From relief organizations to corporations, many USGLC members have been on the ground in Haiti even before the earthquake, and they continue their work now in helping to rebuild a country from almost scratch.
Procter & Gamble’s P&G Fund and Children’s Safe Drinking Water Fund has been providing resources to support both safe water and general relief efforts. P&G has donated over $2 million worth of personal care products and is working with fellow USGLC members like CARE, PSI and World Vision in assessing ongoing needs.
World Vision President Rich Stearns visited Haiti shortly after the quake to assess the damage and see how his organization could further help. Stearns assured the Haitian people when he was there about the long-term needs his organization will try to address by saying, “World Vision, its donors and the international community are all here to assist you, as you climb from the rubble to rebuild your lives, and communities over the coming months and years.”
Former presidents Clinton and Bush are leading efforts to raise private dollars from the American people to aid in the relief effort, but a longer term effort is needed. As Clinton wrote just after the quake, “As we clear the rubble, we will create better tomorrows by building Haiti back better: with stronger buildings, better schools and health care; with more manufacturing and less deforestation; with more sustainable agriculture and clean energy.”
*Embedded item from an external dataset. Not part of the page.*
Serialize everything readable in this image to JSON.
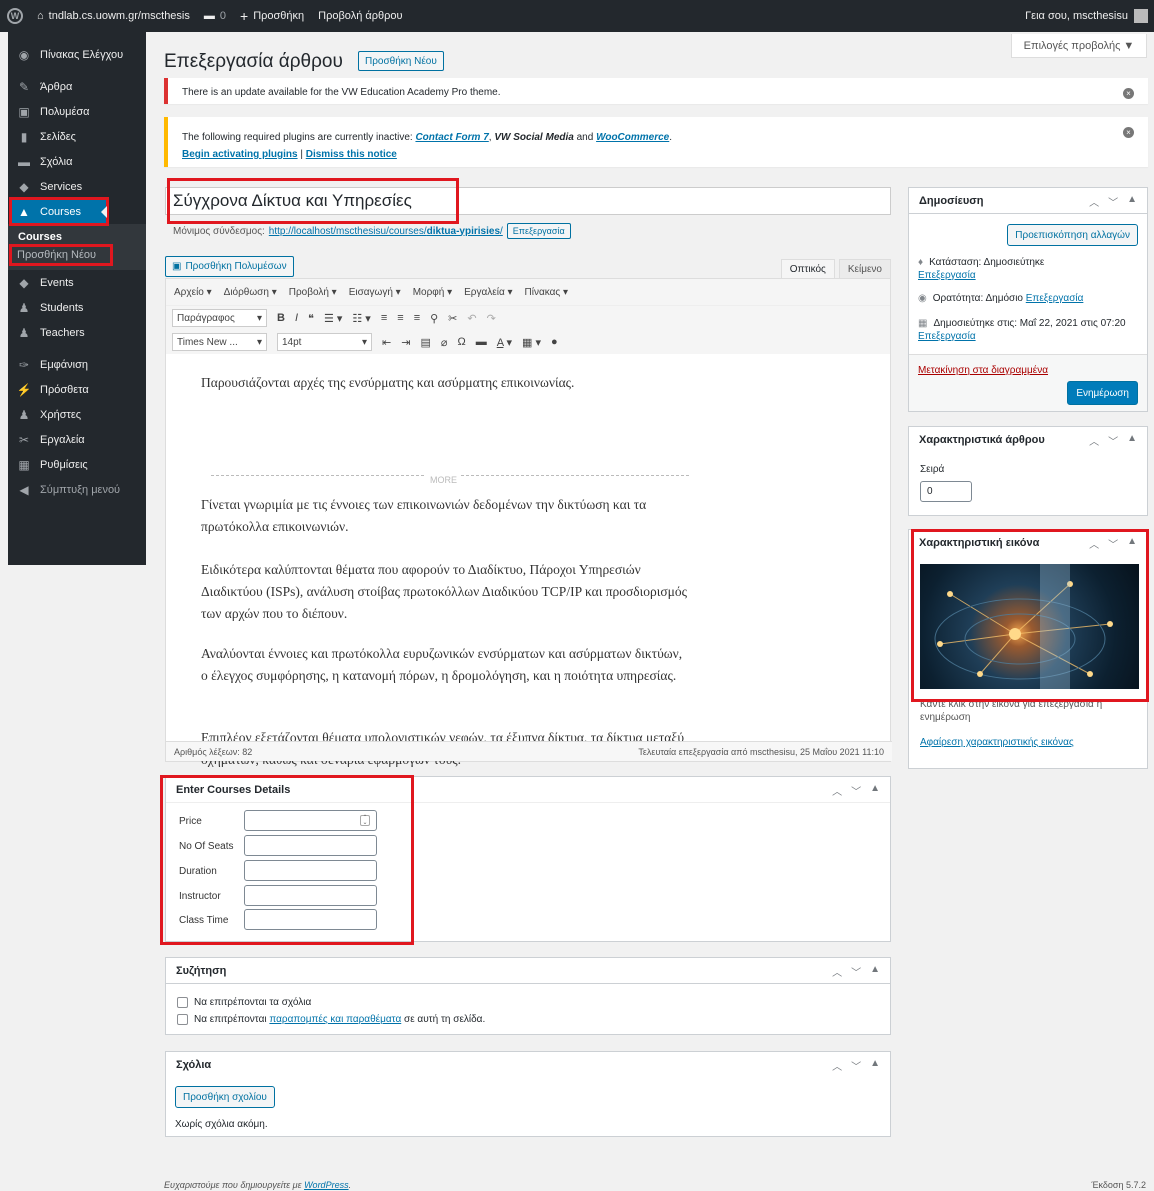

As the Administration and Congress are both looking at ways to create a better strategy on global development, Haiti could be at the heart of the debate. Support is always there for immediate response to natural disasters and emergencies, but will it be there in the long term? The many USGLC members who are already doing great work there will stay, but they need support, as does Haiti’s government, from our International Affairs Budget to rebuild this country.
Haiti could become an example of the difference targeted aid can make. As Americans are familiar with the tragedy, demonstrating measured results in Haiti will go a long way to showing just why the International Affairs Budget is such a necessary part of our nation’s spending.